For a complete list of faculty publications with links please refer to the library guide Selected Bibliographies of Business and Economics Faculty.

Pain at the pump – tracking gas prices

Search any news site for gas prices and you are swamped with results.  There are a few sources for getting the data behind the news.  The U.S. Department of Energy provides current gas prices by region in addition to historical prices back to 1994.  To see how U.S. gas prices compare with other countries, use Passport GMID.   The data can be found using search, then select expand the menu for “transport and automotives,” and then select the countries to compare.  The lastest data in Passport GMID is 2010, but the data goes back to 1980.  The international units are in liters.

Chicago Booth professor’s new book on sports and the statistics behind them

Tobias Moskowitz, Fama Family Professor of Finance, recently published Scorecasting: The Hidden Influences Behind How Sports Are Played and Games Are Won

Scorecasting looks into the statistics behind sports and challenges notions such as home field advantage, “defense wins championships” and why the Cubs are (or aren’t) cursed.
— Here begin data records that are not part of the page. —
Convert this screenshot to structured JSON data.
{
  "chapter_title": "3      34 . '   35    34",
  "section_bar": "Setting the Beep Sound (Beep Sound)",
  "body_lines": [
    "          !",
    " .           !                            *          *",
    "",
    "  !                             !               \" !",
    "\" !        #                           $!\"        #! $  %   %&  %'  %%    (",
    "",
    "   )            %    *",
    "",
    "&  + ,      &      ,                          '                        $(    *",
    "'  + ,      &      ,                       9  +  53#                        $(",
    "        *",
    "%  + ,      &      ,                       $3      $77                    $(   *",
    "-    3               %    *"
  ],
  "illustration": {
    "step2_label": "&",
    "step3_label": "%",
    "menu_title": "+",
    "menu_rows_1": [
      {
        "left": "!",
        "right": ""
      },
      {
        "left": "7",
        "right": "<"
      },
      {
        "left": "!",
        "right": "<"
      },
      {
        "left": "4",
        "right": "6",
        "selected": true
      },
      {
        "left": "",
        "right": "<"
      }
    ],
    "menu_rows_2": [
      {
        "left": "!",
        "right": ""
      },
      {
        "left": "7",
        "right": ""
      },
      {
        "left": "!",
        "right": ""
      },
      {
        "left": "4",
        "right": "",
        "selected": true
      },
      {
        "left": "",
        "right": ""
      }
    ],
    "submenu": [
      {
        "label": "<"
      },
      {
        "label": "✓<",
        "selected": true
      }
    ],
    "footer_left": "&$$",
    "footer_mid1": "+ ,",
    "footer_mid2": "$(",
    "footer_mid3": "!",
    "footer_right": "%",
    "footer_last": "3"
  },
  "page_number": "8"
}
The book is currently on 24 hour reserve at Regenstein Library.  A selected bibliography of Professor Moskowitz’s work is available here.

You can find similar research in journal articles indexed in EconLit. “Sports and incentives” is a good starting point.

 

Anheuser-Busch takes over Goose Island

The Chicago Tribune reported on March 28 that Anheuser-Busch is taking over Goose Island.  To find out more about Anheuer-Busch and the beer industry, try out a few of the library databases found on the Business and Economics Research Guide.

To see a full history of the acquisitions of Anheuser-Busch, take a look in Mergent Online using the ticker symbol BUD. Mergent Online provides company financials and complete corporate histories of publicly traded companies.

Another source of information is market reports within Business Source Complete (BSC).  For example you can read the 102 page Breweries & Beer-Making Industry Report for 2011 that was found in BSC.